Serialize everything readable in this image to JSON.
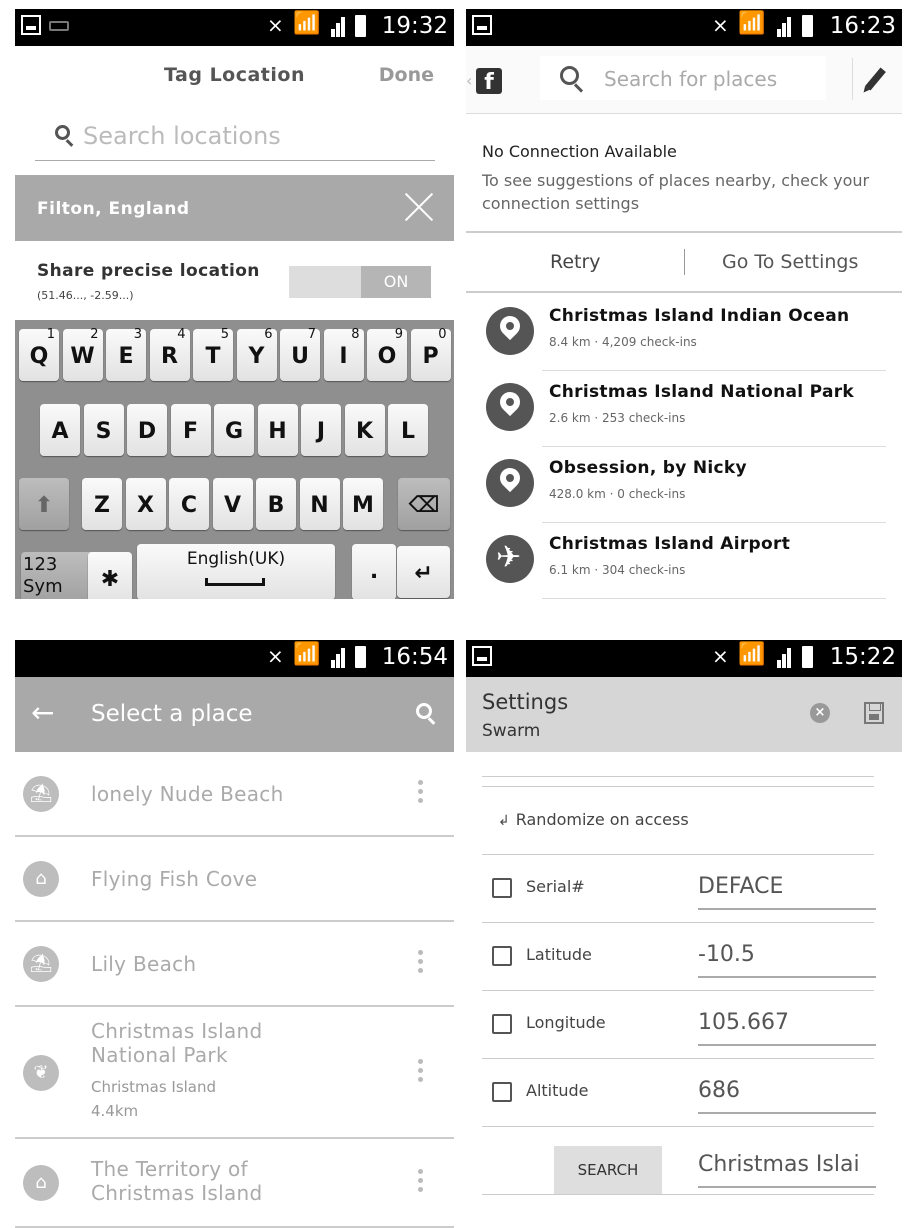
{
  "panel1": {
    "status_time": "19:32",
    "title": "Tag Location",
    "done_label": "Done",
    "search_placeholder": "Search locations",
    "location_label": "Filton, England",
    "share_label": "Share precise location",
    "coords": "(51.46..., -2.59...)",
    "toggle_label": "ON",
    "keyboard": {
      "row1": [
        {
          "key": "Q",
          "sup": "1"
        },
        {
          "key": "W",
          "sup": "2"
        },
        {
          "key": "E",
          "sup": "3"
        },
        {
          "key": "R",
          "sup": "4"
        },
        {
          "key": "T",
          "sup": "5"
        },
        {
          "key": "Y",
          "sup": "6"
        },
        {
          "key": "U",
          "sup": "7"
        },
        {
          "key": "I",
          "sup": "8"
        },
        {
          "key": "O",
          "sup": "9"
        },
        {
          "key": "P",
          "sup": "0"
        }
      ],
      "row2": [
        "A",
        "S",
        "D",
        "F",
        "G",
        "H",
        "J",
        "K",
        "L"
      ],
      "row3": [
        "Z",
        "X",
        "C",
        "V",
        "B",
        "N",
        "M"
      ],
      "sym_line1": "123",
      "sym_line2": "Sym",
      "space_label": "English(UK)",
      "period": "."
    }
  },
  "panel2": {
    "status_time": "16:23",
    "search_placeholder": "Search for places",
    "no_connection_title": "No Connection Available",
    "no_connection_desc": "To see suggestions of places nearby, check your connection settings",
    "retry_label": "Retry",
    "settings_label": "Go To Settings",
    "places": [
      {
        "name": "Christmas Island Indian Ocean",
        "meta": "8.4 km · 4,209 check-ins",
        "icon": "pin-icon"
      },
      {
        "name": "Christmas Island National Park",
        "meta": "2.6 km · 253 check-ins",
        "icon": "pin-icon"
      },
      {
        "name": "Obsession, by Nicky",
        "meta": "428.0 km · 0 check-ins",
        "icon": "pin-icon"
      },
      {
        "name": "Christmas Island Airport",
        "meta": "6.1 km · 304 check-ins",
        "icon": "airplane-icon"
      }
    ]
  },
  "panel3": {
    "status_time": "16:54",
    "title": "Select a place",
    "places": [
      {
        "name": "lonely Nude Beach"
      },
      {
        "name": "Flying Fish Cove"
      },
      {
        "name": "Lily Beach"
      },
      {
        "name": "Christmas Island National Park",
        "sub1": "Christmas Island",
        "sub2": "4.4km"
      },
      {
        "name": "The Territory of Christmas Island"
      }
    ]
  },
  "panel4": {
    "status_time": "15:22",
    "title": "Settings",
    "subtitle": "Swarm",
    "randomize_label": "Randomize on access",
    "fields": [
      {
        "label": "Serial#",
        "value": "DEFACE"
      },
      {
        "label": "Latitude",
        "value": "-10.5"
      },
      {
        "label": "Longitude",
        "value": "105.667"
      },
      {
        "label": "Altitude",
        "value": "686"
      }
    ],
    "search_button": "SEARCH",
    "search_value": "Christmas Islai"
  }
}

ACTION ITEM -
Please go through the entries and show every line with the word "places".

RESPONSE BOX -
    "search_placeholder": "Search for places",
    "no_connection_desc": "To see suggestions of places nearby, check your connection settings",
    "places": [
    "places": [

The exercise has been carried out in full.